by Rebecca Rudnyk
Million Dollar Quartet is a jukebox musical based around an unplanned 1956 jam session between Carl Perkins, Johnny Cash, Elvis Presley, and Jerry Lee Lewis. They converge at Sun Studios in Memphis for different reasons, and the result is rock and roll history. It is ultimately Sam Philip’s story. The record producer who discovered them serves as the imperative narrator who ties the unwoven pieces together.
I must admit from the outset that I am inherently skeptical of jukebox musicals. I set the bar slightly higher. Because there is something magical about building a story, book and musical, from scratch. Jukeboxes, wherein the story is built around already-existing songs, can feel formulaic and uninspired if not done with tremendous creativity. Like forcing square blocks into round holes, leaving spaces between the edges and the circumference. Small gaps in the full picture. Million Dollar Quartet is no exception.
This show feels like eavesdropping, as a fly on the wall during an epic moment in music lore. The book is a tool. A history lesson to bring all into understanding of who the characters are and why they matter, rather than crucial story development. The experience is intense and visceral. Exciting and powerful. But it is in the vein of seeing master impersonators at the top of their game. Profoundly impressive professionals enlivening the forum, but not a musical in the traditional sense.

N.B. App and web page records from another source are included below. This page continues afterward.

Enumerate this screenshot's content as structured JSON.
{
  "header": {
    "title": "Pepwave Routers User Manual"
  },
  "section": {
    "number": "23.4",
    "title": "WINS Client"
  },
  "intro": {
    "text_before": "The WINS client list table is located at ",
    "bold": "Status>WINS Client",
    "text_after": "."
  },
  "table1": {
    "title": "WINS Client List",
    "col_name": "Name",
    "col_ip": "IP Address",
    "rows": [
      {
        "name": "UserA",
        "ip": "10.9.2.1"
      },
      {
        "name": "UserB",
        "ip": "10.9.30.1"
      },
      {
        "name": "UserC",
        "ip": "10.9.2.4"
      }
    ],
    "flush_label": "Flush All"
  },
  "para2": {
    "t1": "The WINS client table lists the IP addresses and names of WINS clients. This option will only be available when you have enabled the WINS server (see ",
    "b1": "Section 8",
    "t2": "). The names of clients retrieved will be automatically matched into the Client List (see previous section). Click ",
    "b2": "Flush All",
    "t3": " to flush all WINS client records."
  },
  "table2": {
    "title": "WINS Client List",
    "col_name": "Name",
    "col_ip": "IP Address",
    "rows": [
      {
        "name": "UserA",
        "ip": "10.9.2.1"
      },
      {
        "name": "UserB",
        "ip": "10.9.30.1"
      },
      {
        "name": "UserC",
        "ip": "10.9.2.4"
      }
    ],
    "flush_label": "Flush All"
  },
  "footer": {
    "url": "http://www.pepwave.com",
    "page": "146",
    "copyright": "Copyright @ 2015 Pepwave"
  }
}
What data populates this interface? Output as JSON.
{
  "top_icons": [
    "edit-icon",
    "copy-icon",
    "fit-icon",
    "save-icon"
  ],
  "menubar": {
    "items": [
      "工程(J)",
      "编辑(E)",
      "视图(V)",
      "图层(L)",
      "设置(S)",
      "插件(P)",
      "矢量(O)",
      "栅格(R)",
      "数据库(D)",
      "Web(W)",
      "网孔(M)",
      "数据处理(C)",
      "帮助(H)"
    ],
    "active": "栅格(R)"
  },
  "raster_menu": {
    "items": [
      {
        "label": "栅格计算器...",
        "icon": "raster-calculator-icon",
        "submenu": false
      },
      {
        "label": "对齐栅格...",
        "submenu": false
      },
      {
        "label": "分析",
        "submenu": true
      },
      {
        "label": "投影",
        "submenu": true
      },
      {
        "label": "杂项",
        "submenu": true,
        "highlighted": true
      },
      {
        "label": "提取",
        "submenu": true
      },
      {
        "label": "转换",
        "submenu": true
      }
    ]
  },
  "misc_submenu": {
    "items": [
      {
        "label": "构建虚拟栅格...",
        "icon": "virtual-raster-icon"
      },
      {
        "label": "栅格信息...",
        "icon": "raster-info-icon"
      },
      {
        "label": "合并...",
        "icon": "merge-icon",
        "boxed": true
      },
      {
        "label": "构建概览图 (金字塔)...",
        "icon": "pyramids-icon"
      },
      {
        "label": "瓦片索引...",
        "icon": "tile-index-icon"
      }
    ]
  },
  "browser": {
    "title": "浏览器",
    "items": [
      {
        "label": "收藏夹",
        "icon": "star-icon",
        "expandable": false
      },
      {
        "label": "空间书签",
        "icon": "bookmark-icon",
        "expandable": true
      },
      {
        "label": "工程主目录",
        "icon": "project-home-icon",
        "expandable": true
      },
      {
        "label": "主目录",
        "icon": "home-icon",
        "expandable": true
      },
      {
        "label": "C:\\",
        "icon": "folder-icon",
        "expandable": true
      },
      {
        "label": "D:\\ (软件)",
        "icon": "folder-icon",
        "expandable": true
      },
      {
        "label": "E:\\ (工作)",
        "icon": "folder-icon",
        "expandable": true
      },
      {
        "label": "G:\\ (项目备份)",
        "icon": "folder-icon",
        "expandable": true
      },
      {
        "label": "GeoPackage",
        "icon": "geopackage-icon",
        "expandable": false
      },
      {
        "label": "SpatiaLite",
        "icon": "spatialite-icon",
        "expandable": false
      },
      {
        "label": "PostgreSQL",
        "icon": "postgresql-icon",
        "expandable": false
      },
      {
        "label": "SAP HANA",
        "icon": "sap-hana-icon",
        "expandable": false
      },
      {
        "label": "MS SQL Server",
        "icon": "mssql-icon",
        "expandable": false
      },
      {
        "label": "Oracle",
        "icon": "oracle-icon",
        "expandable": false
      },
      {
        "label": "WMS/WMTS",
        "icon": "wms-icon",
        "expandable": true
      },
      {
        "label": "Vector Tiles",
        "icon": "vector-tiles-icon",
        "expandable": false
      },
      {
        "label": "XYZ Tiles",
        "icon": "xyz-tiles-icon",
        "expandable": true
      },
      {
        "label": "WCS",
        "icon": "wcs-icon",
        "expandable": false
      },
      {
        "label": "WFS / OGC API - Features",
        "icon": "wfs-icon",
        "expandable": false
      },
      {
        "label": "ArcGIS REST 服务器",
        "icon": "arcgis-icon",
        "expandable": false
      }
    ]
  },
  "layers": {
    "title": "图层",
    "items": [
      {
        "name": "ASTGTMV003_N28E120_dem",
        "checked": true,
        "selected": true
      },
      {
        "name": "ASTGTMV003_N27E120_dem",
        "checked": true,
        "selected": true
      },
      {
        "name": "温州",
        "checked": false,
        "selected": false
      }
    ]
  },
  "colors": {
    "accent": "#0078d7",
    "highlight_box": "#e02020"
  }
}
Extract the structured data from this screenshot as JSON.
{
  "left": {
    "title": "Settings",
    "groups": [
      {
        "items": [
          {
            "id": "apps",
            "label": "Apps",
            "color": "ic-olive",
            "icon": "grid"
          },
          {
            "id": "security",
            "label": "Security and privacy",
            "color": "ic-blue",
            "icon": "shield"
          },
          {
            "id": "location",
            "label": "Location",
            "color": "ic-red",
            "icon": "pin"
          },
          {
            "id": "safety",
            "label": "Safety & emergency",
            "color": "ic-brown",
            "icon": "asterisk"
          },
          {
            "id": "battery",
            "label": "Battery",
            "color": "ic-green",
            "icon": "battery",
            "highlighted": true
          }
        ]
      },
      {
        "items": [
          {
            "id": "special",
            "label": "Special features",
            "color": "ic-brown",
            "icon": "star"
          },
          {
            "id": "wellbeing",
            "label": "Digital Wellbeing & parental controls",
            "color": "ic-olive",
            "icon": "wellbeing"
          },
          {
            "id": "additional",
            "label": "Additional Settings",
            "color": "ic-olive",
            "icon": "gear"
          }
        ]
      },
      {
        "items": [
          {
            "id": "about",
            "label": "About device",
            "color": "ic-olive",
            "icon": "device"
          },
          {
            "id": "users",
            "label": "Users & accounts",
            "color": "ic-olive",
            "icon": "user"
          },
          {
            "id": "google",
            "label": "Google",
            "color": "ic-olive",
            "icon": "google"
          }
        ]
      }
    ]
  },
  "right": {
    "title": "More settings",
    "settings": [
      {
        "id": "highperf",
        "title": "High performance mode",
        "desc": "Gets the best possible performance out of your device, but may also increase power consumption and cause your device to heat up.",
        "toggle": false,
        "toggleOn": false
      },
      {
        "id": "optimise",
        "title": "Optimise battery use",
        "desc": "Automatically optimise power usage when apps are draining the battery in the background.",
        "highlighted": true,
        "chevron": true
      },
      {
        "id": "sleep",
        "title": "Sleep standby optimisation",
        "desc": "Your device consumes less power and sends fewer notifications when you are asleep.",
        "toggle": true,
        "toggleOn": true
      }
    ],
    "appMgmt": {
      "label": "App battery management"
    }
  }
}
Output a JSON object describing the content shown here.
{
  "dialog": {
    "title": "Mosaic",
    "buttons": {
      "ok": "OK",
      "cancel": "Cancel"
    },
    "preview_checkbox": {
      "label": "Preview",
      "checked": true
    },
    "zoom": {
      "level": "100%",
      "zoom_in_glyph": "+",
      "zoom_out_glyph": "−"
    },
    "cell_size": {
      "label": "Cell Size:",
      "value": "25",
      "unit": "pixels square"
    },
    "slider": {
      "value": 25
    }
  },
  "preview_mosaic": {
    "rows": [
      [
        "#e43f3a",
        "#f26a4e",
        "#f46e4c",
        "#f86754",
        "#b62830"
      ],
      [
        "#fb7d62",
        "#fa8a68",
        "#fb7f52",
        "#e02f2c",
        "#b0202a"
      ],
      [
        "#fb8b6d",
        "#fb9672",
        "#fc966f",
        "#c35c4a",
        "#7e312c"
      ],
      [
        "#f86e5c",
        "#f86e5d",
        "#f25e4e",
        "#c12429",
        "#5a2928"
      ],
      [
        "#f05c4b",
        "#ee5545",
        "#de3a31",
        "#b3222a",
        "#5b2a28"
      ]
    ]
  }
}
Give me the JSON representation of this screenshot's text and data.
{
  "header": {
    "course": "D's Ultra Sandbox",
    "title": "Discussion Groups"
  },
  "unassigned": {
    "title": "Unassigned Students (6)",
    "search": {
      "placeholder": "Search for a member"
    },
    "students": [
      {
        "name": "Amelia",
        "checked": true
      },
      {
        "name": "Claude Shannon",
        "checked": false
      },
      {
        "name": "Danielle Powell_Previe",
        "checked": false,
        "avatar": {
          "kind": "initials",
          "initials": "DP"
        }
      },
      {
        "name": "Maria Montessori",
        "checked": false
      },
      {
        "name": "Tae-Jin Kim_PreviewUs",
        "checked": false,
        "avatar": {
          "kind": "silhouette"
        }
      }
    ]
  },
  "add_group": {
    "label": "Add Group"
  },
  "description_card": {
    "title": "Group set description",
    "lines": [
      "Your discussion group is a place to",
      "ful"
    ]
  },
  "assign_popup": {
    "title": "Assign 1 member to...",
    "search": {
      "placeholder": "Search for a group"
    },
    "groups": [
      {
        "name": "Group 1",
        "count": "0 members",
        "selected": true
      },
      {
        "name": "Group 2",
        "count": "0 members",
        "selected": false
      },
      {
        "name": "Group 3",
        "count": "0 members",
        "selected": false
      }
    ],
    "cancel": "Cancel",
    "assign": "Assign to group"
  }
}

Several of the performers have played in this show many times, developing, honing and perfecting these roles. And it shows. Skye Scott plays Carl Perkins, the father of rockabilly. Skye’s portrayal is one of a jaded young man whose star is dimming. A masterful guitar player with a chip on his shoulder. Kavan Hashimian plays Elvis Presley, a role he has taken on since his early childhood. Hashimian embodies all the mannerisms and the voice of the man, the legend, the king. Gregg Hammer is stunning as Johnny Cash, hitting all those insanely low notes with ease. Charismatic and charming, exuding masculine energy. And Chris Lash steals the show as a young and yet undiscovered Jerry Lee Lewis. Pounding on the keys with precision and intense kinetic energy. Lash is an absolute joy to watch. Funny and exuberant, with jaw-dropping piano skills.
Million Dollar Quartet plays well for the demographic of people who grew up listening to these artists. Those who have nostalgia for the songs, and will find themselves blown away be seeing incredible musicians play them live. What it lacks in narrative it makes up for in pep and energy. For those wanting the experience of seeing a Broadway musical, with a fully developed story arch and some form of catharsis by its conclusion, this may not quite scratch the itch. But for anyone wanting to experience a rock concert with impressive musicians portraying icons, it surely delivers.
Million Dollar Quartet is playing in The Phoenix Theatre Company’s Hormel Theatre until February 16. The Hormel is an intimate black box theatre, which allows for the music to completely fill the space, and there is not really a bad seat in the house. Tickets are available online. A quick search made it clear that tickets are selling fast, with better availability later in the run.